"I was desperate for money--a young mom and all," she says, "so I answered an ad for phone-sex workers. The ad said you had to be attractive--which I didn't quite understand, because who'd see you on the phone?--but what they'd do is take Polaroids to send to customers who called--you know, to put a face--and whatever--with the voice. It was good money. I got calls from Canada, England, all over." The professional exposure helped her harness her next job. Kane is up-front about what it was exactly that made her a star of cult status in some circles.
"I was born with my big boobs," she says, matter-of-factly. "They're size 44 double-H, so you don't have to ask." The popularity she gained from the Polaroids led her to "print work--i.e., nude modeling.
"I'd met some porn stars when I was working phone sex--including Candy Samples, who's in her 60s and still modeling--and they tried to talk me out of it, but I knew there was excellent money there."
Indeed, Candye Kane parlayed her natural assets into a minicareer that not only brought significant money into the young family's coffers, but also allowed her to see herself in a positive new light.

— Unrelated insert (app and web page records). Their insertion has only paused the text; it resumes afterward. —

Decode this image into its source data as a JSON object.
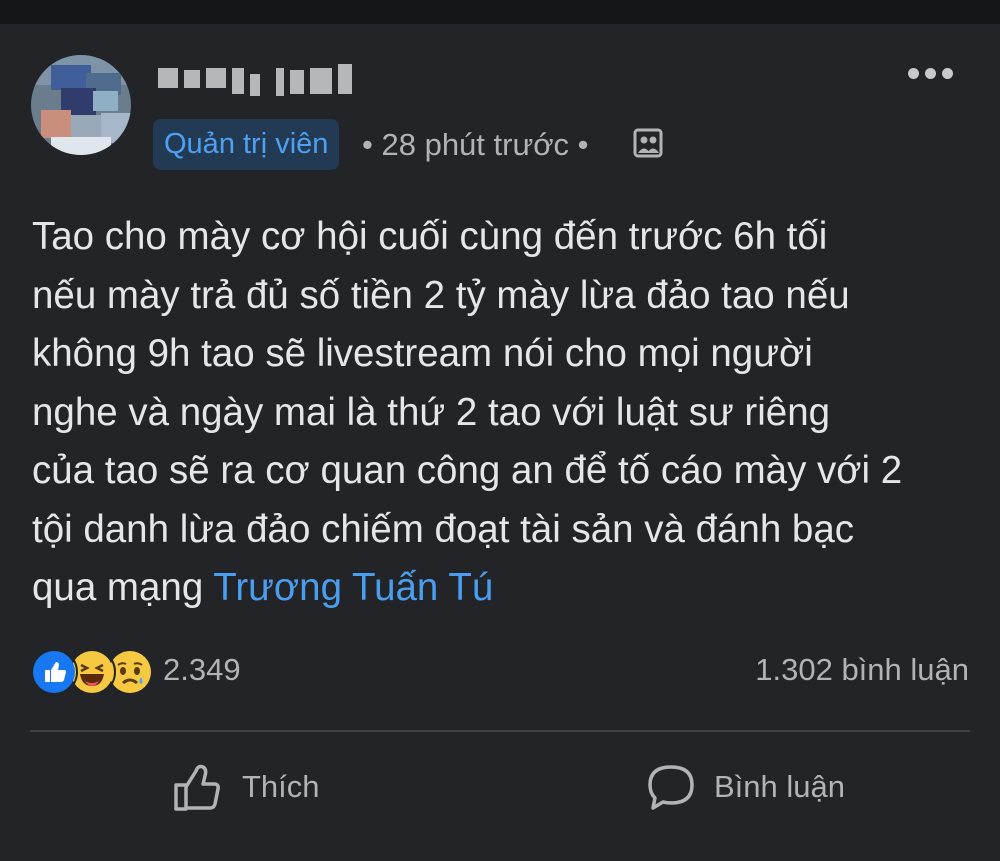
{
  "post": {
    "author_name": "",
    "role_badge": "Quản trị viên",
    "timestamp": "28 phút trước",
    "separator": "•",
    "lines": [
      "Tao cho mày cơ hội cuối cùng đến trước 6h tối",
      "nếu mày trả đủ số tiền 2 tỷ mày lừa đảo tao nếu",
      "không 9h tao sẽ livestream nói cho mọi người",
      "nghe và ngày mai là thứ 2 tao với luật sư riêng",
      "của tao sẽ ra cơ quan công an để tố cáo mày với 2",
      "tội danh lừa đảo chiếm đoạt tài sản và đánh bạc"
    ],
    "last_line_prefix": "qua mạng ",
    "mention": "Trương Tuấn Tú"
  },
  "stats": {
    "reaction_count": "2.349",
    "comment_count": "1.302 bình luận",
    "reactions": [
      "like-icon",
      "haha-icon",
      "sad-icon"
    ]
  },
  "actions": {
    "like_label": "Thích",
    "comment_label": "Bình luận"
  },
  "colors": {
    "background": "#232427",
    "accent": "#4a9ef0",
    "badge_bg": "#233a55",
    "muted_text": "#b0b3b8"
  }
}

"It helped make me feel attractive," she explains. "I have a Dolly Partonlike body--at least before Dolly lost all that weight, and did she have a breast reduction, too? Anyway, I was self-conscious about it. But I was absolutely thrilled the first time I made the cover of JUGS magazine. I couldn't wait to take it home and show it to my mom. I don't understand why she didn't like it," Kane adds, slyly.
But Kane soon discovered that this version of "show" business proved as competitive as any other type.
"There was always a girl who was more shapely, was prettier, had bigger boobs," Kane notes. Though lucrative, the work was not always steady. It was the occasional need to supplement her income, she says, that caused her to perform in a brief series of videos--solo, R-rated types."
"That was the downside," she admits, but she immediately discounts any reason to feel shame. "I could make $2,500 a day," she says. "I needed the money." That expeditious experience ended forever, however, when she embarked on the final--and most successful--phase of her clothes-optional career.
"I wouldn't be singing today if it wasn't for becoming a stripper," she announces flatly. "It brought out those old performing juices in me, and I suddenly found myself traveling all over the world. Then I was doing this show at the Market Street Cinema in San Francisco with six-shooters and a cowboy hat, and I got this sudden urge to sing. I ran off the stage and got my guitar. I started singing some country song, and they were like, 'Aw, shut up and take it off.' But I was hooked on singing again."
Kane began performing in L.A. clubs, singing straight country classics and her own chicken-fried originals while wearing heavy-on-the-outrageous outfits that featured bangles, black lace and vintage clothes. Although her fame as a stripper opened the doors to gigs, her true talent allowed her to stay, as the crowds loved her saucy way with done-me-wrong songs. In fact, "Please Tell Me a Lie," one of her own tunes, made it aboard Enigma Records' A Town South of Bakersfield, Part II, a compilation tape featuring L.A.'s up-and-coming twangsters. Kane's pal Dwight Yoakam appeared on the first edition.